-------- RECORDS FOR PROCESSING
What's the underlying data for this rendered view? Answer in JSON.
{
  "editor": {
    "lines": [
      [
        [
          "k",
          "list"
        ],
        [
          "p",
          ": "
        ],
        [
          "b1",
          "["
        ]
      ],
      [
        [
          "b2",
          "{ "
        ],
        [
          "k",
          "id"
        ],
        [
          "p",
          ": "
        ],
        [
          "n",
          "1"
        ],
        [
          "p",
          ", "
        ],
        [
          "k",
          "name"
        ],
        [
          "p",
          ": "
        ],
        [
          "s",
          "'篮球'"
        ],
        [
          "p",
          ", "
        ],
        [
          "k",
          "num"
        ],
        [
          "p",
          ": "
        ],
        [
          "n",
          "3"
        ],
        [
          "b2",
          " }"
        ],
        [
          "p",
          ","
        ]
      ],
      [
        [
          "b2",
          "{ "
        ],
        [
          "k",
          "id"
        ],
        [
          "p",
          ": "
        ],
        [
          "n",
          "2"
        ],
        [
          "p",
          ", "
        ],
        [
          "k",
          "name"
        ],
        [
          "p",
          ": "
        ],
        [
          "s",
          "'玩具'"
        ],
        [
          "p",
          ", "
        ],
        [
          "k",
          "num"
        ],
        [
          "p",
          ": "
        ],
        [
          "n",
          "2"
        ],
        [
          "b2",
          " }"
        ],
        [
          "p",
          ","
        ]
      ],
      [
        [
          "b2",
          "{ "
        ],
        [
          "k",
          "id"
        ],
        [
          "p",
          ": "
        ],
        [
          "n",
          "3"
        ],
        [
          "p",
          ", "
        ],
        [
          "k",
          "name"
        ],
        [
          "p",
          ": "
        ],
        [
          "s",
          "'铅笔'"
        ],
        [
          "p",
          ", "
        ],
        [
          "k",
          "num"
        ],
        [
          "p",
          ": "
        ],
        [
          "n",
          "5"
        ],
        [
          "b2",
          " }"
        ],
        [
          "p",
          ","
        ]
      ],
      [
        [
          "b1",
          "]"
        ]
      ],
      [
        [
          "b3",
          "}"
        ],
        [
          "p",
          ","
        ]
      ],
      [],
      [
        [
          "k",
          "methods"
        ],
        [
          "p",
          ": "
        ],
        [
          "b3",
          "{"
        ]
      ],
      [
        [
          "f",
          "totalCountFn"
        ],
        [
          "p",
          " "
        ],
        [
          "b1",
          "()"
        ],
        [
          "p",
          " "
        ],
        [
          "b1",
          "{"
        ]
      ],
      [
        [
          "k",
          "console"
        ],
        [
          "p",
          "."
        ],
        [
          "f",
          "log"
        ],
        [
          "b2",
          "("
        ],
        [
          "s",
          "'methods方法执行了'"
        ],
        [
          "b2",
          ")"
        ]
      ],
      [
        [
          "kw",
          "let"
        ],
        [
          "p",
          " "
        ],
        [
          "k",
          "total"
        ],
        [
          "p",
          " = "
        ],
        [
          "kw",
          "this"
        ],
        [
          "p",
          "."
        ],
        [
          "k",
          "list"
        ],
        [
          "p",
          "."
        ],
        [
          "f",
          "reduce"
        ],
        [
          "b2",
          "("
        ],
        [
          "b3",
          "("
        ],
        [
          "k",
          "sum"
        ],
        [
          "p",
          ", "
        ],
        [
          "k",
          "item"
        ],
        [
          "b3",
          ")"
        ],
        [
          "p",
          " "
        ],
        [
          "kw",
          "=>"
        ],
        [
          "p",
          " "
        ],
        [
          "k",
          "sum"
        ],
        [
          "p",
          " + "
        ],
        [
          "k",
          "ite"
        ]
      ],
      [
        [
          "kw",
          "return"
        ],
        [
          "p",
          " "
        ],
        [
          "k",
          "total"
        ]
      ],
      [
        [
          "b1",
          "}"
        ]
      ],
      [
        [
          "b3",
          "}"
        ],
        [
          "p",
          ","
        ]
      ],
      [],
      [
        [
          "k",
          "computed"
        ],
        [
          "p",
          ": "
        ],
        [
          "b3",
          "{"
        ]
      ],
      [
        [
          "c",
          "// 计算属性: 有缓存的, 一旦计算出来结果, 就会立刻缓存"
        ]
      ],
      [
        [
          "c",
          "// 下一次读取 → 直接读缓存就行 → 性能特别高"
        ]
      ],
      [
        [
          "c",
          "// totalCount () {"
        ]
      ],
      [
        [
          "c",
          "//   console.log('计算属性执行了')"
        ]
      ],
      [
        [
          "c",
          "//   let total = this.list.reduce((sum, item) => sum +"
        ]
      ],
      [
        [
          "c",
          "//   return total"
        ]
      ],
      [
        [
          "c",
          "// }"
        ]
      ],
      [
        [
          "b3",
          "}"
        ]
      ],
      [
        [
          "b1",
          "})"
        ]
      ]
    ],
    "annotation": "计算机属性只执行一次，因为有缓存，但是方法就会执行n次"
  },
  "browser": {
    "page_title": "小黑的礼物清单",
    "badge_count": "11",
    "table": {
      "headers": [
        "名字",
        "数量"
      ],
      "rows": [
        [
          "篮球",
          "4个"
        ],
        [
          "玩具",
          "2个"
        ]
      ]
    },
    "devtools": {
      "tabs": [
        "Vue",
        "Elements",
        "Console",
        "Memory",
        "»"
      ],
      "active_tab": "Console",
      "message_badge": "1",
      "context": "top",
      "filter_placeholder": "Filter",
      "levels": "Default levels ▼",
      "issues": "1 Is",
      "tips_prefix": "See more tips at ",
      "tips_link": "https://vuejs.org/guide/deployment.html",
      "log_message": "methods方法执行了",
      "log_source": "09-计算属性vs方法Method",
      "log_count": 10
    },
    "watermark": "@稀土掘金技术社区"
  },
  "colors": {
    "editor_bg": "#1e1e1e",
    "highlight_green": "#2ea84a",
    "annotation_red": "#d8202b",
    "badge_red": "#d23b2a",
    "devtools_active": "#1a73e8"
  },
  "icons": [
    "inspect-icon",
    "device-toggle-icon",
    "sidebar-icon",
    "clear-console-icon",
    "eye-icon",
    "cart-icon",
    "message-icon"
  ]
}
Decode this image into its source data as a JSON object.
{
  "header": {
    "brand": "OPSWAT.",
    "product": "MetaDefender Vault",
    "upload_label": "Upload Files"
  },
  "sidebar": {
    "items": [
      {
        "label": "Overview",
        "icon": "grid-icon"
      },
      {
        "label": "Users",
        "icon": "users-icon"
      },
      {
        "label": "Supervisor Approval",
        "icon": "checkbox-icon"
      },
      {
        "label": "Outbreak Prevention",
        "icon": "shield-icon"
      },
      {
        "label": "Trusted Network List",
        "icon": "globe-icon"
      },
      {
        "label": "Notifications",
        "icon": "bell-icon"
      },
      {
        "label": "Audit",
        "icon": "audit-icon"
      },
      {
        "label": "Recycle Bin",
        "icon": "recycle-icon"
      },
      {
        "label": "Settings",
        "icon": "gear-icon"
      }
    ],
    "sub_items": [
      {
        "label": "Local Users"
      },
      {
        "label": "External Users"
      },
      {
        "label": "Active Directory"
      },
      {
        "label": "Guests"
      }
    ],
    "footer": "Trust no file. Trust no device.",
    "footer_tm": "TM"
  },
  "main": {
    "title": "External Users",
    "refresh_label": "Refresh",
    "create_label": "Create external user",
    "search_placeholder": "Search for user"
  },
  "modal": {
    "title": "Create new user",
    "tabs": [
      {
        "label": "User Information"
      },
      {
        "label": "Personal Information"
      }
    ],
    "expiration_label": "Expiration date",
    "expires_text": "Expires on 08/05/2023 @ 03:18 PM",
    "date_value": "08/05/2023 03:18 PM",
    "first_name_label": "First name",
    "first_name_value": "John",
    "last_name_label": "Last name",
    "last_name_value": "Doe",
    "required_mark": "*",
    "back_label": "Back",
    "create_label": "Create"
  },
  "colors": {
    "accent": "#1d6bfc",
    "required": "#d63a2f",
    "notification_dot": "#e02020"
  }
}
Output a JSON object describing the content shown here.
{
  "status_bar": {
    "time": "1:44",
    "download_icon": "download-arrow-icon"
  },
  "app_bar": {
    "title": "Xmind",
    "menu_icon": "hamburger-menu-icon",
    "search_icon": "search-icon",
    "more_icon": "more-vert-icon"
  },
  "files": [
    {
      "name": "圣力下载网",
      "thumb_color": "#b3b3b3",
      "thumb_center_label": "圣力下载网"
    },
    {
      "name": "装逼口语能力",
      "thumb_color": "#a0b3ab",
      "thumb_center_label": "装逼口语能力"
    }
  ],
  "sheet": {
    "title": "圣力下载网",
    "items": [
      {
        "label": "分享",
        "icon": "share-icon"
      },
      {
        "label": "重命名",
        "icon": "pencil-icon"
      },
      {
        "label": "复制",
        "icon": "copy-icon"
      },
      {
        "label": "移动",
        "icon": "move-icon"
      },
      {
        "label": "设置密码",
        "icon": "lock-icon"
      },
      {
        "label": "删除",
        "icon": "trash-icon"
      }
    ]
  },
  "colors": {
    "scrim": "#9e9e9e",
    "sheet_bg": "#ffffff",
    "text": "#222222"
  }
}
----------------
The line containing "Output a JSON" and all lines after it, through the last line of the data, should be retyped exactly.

Output a JSON object describing the content shown here.
{
  "status_bar": {
    "time": "1:44",
    "download_icon": "download-arrow-icon"
  },
  "app_bar": {
    "title": "Xmind",
    "menu_icon": "hamburger-menu-icon",
    "search_icon": "search-icon",
    "more_icon": "more-vert-icon"
  },
  "files": [
    {
      "name": "圣力下载网",
      "thumb_color": "#b3b3b3",
      "thumb_center_label": "圣力下载网"
    },
    {
      "name": "装逼口语能力",
      "thumb_color": "#a0b3ab",
      "thumb_center_label": "装逼口语能力"
    }
  ],
  "sheet": {
    "title": "圣力下载网",
    "items": [
      {
        "label": "分享",
        "icon": "share-icon"
      },
      {
        "label": "重命名",
        "icon": "pencil-icon"
      },
      {
        "label": "复制",
        "icon": "copy-icon"
      },
      {
        "label": "移动",
        "icon": "move-icon"
      },
      {
        "label": "设置密码",
        "icon": "lock-icon"
      },
      {
        "label": "删除",
        "icon": "trash-icon"
      }
    ]
  },
  "colors": {
    "scrim": "#9e9e9e",
    "sheet_bg": "#ffffff",
    "text": "#222222"
  }
}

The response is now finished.